A hybrid donor compound 2,2’-[(2-ethylhexyl)imino]bis[N,N-bis(2-ethylhexyl)acetamide] (DAMIA-EH) impregnated silica-based adsorbent [(DAMIA-EH+1-dodecanol)/SiO2-P] was prepared. Its adsorption performance toward Pd(II) in nitric acid solution was investigated by examining the effect of contact time, temperature etc. It was found that the adsorption rate of Pd(II) was fairly fast and can reach a constant state within only 10 min. (DAMIA-EH+1-dodecanol)/SiO2-P exhibited an excellent recognition ability toward Pd(II) than other 14 types of co-existing metal ions and could maintain this selectivity when the concentration of HNO3 varied from 0.5 to 5 M. On the other hand, the maximum adsorption amount of Pd(II) was calculated to be as high as 0.440 mmol/g when [HNO3] = 2 M. Moreover, with increasing the temperature in solution, the uptake ratio of Pd(II) slightly decreased, it still exhibited a dominant selectivity toward Pd(II) in a wide temperature range from 288 to 323 K. The fitted thermodynamic parameters revealed that the adsorption process of Pd(II) was exothermic in nature and happened spontaneously.
Sr adsorption behavior of potassium dititanate which is a layered ion exchanger was examined under high Na concentration. Potassium dititanate adsorbed Sr2+ even if the coexisting Na concentration was high. Moreover, when Na+ coexisted above a certain amount, the distribution coefficient of Sr increased with increasing pH, and the adsorbed amounts of Sr2+ and Na+ both increased.
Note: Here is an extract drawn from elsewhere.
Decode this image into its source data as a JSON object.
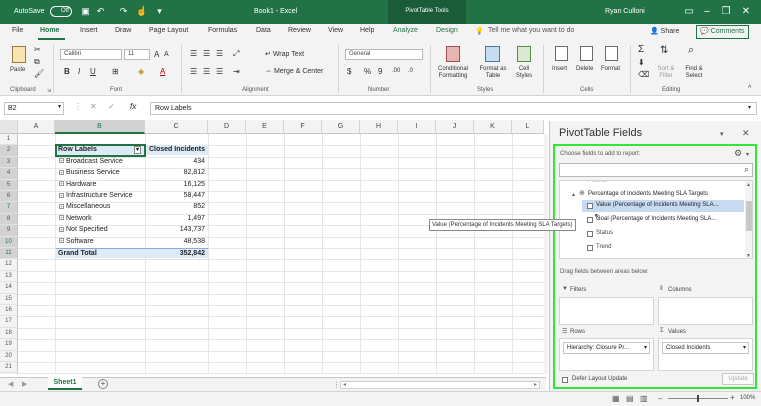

From the Sr and Na concentration of the liquid phase before and after Sr adsorption, X-ray diffraction pattern of the solid phase, IR spectrum, Raman spectrum, etc., crystallinity of potassium dititanate reduced because some Ti-O-Ti bonds were broken due to contact with water. However, it was suggested that Sr2+ was adsorbed between the layers and Na+ was adsorbed at the surface hydroxyl groups, although the crystallinity was reduced. The distribution coefficient of potassium dititanate for Sr was 1.7×107 mL/g or higher in the region of equilibrium pH 12 and equilibrium Na concentration of 40 mmol/L or higher, showing higher Sr adsorption ability than the previously reported Sr adsorbent.